Malinowski, Bronislaw (brŏnēˈslŏf mălĭnŏfˈskē) [key], 1884–1942, English anthropologist, b. Poland, Ph.D. Univ. of Kraków, 1908. Working in the field of cultural anthropology, he gained renown through his studies (1914–18) of the indigenous peoples of the Trobriand Islands off New Guinea. He began teaching at the Univ. of London in 1924, becoming a professor in 1927. Malinowski traveled and did research in Africa, Latin America, and the United States. His research techniques and insistence on the study of different cultures in terms of their particular internal dynamics caused him to be regarded as the founder of "functionalism" in social anthropology. In 1939, Malinowski became a visiting professor at Yale. Among his writings are Argonauts of the Western Pacific (1922), Crime and Custom in Savage Society (1926, 4th ed. 1947), and The Sexual Life of Savages in North-Western Melanesia (1929, 3d ed. 1948). Posthumous works include the volumes of essays The Dynamics of Culture Change (1945; ed. by P. M. Kaberry) and Magic, Science and Religion (1948; introd. by Robert Redfield).
See studies by M. Gluckman (1949 and 1963), R. Firth (1957, repr. 1964), J. P. S. Uberoi (1971), and R. Ellen et al., ed. (1989).
The Columbia Electronic Encyclopedia, 6th ed. Copyright © 2012, Columbia University Press. All rights reserved.

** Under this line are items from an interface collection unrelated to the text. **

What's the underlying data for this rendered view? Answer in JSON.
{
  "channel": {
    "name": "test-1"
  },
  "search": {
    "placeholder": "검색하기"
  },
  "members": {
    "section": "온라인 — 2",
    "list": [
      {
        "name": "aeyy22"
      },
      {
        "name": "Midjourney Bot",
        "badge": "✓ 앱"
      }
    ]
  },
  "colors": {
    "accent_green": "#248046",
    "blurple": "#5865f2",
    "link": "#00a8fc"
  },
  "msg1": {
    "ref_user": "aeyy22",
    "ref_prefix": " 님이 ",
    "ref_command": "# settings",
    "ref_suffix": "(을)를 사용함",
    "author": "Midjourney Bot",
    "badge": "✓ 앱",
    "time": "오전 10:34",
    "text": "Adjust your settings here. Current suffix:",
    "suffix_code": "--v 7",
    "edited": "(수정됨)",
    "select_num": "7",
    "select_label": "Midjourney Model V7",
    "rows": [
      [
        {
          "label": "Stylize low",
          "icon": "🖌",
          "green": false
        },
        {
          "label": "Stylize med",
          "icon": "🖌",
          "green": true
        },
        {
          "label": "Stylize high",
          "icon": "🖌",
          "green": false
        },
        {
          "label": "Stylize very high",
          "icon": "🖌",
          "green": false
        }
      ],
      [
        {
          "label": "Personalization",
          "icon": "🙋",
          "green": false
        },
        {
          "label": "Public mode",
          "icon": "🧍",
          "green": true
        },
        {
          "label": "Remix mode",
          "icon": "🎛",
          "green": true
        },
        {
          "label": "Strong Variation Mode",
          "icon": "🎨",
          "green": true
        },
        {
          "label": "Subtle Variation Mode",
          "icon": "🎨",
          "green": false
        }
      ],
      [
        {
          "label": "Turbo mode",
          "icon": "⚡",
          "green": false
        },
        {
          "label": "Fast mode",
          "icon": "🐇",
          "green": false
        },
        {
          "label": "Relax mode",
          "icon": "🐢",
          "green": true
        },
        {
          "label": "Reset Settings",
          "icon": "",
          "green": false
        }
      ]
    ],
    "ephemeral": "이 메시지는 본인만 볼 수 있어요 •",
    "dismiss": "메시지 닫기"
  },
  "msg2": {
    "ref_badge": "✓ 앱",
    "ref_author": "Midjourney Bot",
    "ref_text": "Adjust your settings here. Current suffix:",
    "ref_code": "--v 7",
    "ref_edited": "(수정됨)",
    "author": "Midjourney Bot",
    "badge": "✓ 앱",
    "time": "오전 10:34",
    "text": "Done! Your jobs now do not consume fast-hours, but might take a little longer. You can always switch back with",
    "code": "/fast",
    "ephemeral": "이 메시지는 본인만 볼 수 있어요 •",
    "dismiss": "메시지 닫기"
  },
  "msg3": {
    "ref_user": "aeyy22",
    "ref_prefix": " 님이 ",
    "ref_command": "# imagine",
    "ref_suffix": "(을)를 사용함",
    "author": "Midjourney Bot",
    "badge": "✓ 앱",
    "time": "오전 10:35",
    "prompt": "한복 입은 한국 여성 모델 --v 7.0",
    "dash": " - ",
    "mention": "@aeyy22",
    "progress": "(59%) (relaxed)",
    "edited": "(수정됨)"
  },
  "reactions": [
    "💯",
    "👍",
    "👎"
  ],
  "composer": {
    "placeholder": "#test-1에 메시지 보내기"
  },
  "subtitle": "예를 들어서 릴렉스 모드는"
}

More on Bronislaw Malinowski from Fact Monster:
See more Encyclopedia articles on: Anthropology: Biographies